Entries taken from a collection –
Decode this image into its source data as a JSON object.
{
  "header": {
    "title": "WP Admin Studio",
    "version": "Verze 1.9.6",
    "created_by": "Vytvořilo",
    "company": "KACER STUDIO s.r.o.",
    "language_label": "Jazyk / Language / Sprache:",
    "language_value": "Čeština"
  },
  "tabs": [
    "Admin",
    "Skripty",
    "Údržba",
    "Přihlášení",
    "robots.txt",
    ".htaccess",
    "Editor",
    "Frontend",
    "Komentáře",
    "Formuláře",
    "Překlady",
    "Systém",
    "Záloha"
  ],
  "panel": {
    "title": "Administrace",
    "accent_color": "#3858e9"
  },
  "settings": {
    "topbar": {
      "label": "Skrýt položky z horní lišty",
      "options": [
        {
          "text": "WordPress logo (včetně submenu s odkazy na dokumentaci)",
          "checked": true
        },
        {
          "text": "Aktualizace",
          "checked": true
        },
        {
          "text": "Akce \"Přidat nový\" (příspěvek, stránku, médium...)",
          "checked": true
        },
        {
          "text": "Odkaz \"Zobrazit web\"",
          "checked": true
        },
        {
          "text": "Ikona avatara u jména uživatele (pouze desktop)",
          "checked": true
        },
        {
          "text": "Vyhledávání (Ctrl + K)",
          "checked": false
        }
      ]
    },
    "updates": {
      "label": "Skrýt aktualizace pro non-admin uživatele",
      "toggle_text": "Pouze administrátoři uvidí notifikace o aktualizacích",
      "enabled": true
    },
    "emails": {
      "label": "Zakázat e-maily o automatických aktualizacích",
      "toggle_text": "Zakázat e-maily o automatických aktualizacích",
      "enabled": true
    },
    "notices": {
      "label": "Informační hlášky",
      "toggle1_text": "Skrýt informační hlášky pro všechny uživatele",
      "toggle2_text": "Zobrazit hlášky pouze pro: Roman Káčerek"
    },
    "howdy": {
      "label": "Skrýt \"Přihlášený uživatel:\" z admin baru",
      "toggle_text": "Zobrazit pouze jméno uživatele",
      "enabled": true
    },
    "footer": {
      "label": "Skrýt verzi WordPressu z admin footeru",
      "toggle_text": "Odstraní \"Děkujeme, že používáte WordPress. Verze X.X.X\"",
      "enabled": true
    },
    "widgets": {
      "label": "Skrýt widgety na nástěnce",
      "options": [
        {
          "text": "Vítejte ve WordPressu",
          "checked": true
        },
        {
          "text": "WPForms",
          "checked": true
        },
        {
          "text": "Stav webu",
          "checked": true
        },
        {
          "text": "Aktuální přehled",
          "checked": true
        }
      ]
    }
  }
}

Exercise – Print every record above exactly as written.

Result of this exercise –
Decode this image into its source data as a JSON object.
{
  "header": {
    "title": "WP Admin Studio",
    "version": "Verze 1.9.6",
    "created_by": "Vytvořilo",
    "company": "KACER STUDIO s.r.o.",
    "language_label": "Jazyk / Language / Sprache:",
    "language_value": "Čeština"
  },
  "tabs": [
    "Admin",
    "Skripty",
    "Údržba",
    "Přihlášení",
    "robots.txt",
    ".htaccess",
    "Editor",
    "Frontend",
    "Komentáře",
    "Formuláře",
    "Překlady",
    "Systém",
    "Záloha"
  ],
  "panel": {
    "title": "Administrace",
    "accent_color": "#3858e9"
  },
  "settings": {
    "topbar": {
      "label": "Skrýt položky z horní lišty",
      "options": [
        {
          "text": "WordPress logo (včetně submenu s odkazy na dokumentaci)",
          "checked": true
        },
        {
          "text": "Aktualizace",
          "checked": true
        },
        {
          "text": "Akce \"Přidat nový\" (příspěvek, stránku, médium...)",
          "checked": true
        },
        {
          "text": "Odkaz \"Zobrazit web\"",
          "checked": true
        },
        {
          "text": "Ikona avatara u jména uživatele (pouze desktop)",
          "checked": true
        },
        {
          "text": "Vyhledávání (Ctrl + K)",
          "checked": false
        }
      ]
    },
    "updates": {
      "label": "Skrýt aktualizace pro non-admin uživatele",
      "toggle_text": "Pouze administrátoři uvidí notifikace o aktualizacích",
      "enabled": true
    },
    "emails": {
      "label": "Zakázat e-maily o automatických aktualizacích",
      "toggle_text": "Zakázat e-maily o automatických aktualizacích",
      "enabled": true
    },
    "notices": {
      "label": "Informační hlášky",
      "toggle1_text": "Skrýt informační hlášky pro všechny uživatele",
      "toggle2_text": "Zobrazit hlášky pouze pro: Roman Káčerek"
    },
    "howdy": {
      "label": "Skrýt \"Přihlášený uživatel:\" z admin baru",
      "toggle_text": "Zobrazit pouze jméno uživatele",
      "enabled": true
    },
    "footer": {
      "label": "Skrýt verzi WordPressu z admin footeru",
      "toggle_text": "Odstraní \"Děkujeme, že používáte WordPress. Verze X.X.X\"",
      "enabled": true
    },
    "widgets": {
      "label": "Skrýt widgety na nástěnce",
      "options": [
        {
          "text": "Vítejte ve WordPressu",
          "checked": true
        },
        {
          "text": "WPForms",
          "checked": true
        },
        {
          "text": "Stav webu",
          "checked": true
        },
        {
          "text": "Aktuální přehled",
          "checked": true
        }
      ]
    }
  }
}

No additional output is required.